• _Task_
Sort through the data and copy the lines holding the word "title".

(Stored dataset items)

>>>>>

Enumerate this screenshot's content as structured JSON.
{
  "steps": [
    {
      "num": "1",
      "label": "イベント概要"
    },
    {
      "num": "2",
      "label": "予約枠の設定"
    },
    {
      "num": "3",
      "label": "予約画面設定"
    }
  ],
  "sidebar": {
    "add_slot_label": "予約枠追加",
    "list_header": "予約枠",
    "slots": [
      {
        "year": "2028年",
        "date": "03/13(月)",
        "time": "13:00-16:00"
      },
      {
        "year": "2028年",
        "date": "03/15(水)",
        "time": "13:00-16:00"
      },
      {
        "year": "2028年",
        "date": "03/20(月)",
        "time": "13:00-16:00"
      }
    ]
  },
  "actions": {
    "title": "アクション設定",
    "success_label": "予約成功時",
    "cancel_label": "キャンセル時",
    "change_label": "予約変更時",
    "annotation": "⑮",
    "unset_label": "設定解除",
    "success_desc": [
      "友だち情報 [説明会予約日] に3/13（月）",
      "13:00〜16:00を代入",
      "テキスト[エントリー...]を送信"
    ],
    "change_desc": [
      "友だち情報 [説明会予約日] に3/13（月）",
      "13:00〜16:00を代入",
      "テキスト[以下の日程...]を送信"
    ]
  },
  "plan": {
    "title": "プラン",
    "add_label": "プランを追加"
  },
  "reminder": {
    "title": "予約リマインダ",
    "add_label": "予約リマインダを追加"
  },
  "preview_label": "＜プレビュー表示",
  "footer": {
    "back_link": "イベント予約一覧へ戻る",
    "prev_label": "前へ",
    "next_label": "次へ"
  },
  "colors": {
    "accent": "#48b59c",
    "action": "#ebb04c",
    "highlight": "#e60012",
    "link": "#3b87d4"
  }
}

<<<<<

• _Output for this task_
    "title": "アクション設定",
    "title": "プラン",
    "title": "予約リマインダ",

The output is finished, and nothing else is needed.